◆ Instructions for the task ◆
Line by line, copy the records below exactly.

◆ The records ◆
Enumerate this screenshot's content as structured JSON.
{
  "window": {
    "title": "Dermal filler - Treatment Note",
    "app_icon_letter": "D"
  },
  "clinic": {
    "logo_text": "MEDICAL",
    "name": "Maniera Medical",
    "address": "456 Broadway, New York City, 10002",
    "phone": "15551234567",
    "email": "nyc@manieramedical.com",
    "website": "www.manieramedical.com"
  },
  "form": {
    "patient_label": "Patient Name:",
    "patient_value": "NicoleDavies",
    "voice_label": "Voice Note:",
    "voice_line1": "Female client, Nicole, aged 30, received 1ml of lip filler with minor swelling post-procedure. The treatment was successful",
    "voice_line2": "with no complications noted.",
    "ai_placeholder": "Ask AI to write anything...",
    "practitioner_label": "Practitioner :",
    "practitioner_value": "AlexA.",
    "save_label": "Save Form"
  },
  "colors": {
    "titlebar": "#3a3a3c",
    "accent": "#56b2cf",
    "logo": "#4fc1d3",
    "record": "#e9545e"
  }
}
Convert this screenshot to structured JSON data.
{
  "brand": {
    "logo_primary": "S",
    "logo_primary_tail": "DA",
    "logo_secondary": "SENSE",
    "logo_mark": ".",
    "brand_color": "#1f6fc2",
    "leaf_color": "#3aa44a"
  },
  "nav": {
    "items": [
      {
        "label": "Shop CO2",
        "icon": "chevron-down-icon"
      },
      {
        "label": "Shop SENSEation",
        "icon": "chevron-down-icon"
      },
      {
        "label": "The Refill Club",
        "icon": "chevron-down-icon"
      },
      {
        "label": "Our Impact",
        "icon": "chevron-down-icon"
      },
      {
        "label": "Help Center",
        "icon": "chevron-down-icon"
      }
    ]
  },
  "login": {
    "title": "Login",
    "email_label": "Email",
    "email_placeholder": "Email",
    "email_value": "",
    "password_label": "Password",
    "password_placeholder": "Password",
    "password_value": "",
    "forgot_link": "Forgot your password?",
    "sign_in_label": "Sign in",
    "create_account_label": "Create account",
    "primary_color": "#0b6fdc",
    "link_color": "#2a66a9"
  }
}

◆ Finished task ◆
Enumerate this screenshot's content as structured JSON.
{
  "window": {
    "title": "Dermal filler - Treatment Note",
    "app_icon_letter": "D"
  },
  "clinic": {
    "logo_text": "MEDICAL",
    "name": "Maniera Medical",
    "address": "456 Broadway, New York City, 10002",
    "phone": "15551234567",
    "email": "nyc@manieramedical.com",
    "website": "www.manieramedical.com"
  },
  "form": {
    "patient_label": "Patient Name:",
    "patient_value": "NicoleDavies",
    "voice_label": "Voice Note:",
    "voice_line1": "Female client, Nicole, aged 30, received 1ml of lip filler with minor swelling post-procedure. The treatment was successful",
    "voice_line2": "with no complications noted.",
    "ai_placeholder": "Ask AI to write anything...",
    "practitioner_label": "Practitioner :",
    "practitioner_value": "AlexA.",
    "save_label": "Save Form"
  },
  "colors": {
    "titlebar": "#3a3a3c",
    "accent": "#56b2cf",
    "logo": "#4fc1d3",
    "record": "#e9545e"
  }
}
Convert this screenshot to structured JSON data.
{
  "brand": {
    "logo_primary": "S",
    "logo_primary_tail": "DA",
    "logo_secondary": "SENSE",
    "logo_mark": ".",
    "brand_color": "#1f6fc2",
    "leaf_color": "#3aa44a"
  },
  "nav": {
    "items": [
      {
        "label": "Shop CO2",
        "icon": "chevron-down-icon"
      },
      {
        "label": "Shop SENSEation",
        "icon": "chevron-down-icon"
      },
      {
        "label": "The Refill Club",
        "icon": "chevron-down-icon"
      },
      {
        "label": "Our Impact",
        "icon": "chevron-down-icon"
      },
      {
        "label": "Help Center",
        "icon": "chevron-down-icon"
      }
    ]
  },
  "login": {
    "title": "Login",
    "email_label": "Email",
    "email_placeholder": "Email",
    "email_value": "",
    "password_label": "Password",
    "password_placeholder": "Password",
    "password_value": "",
    "forgot_link": "Forgot your password?",
    "sign_in_label": "Sign in",
    "create_account_label": "Create account",
    "primary_color": "#0b6fdc",
    "link_color": "#2a66a9"
  }
}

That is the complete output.